What is a Casino?


A casino is a place where people can play games of chance or skill for money. It was first introduced in Atlantic City, New Jersey in 1978 and since then has spread throughout the United States and other countries. Casino gambling has also spread to American Indian reservations, where it is legal and is not subject to state antigambling laws.

A typical casino includes a variety of games that are played on the floor or at tables. These include poker, blackjack, roulette, and slots. Some casinos also feature stage shows and dramatic scenery to add to the excitement.

There are many things that can go wrong at a casino, but the biggest problem is fraud and theft. Both of these can occur either in collusion between casino staff and patrons or by individuals acting independently. To counter these problems, casinos use a variety of security measures. These range from security cameras to the “eye in the sky,” catwalks mounted above the gaming area that allow surveillance personnel to look down on the tables and slot machines with one-way glass.

In 2005, the average casino gambler was a forty-six-year-old female from a household with above-average income. This was a significant increase from 1989, when the average person who visited a casino was a twenty-eight-year-old male from a household with below-average income.
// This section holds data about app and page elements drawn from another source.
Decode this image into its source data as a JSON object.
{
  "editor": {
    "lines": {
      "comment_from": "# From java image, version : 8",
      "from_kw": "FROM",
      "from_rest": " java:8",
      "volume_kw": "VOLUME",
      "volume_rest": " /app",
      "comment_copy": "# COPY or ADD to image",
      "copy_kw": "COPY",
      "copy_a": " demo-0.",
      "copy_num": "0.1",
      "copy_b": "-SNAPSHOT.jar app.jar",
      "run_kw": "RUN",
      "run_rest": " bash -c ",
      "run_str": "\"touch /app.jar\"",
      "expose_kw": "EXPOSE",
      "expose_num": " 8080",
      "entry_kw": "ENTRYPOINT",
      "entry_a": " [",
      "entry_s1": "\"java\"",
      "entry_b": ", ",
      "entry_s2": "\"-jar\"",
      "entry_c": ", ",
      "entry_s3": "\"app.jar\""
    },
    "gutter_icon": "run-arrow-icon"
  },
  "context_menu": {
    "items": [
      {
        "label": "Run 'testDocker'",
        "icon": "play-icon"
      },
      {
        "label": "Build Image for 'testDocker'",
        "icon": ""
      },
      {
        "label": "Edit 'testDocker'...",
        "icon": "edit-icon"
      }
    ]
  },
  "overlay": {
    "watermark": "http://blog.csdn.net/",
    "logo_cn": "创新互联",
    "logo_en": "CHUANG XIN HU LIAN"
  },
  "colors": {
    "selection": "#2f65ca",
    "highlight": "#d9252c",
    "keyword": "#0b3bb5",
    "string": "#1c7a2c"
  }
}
The increase in popularity of casinos among women is attributed to an overall rise in the number of people who are interested in gambling.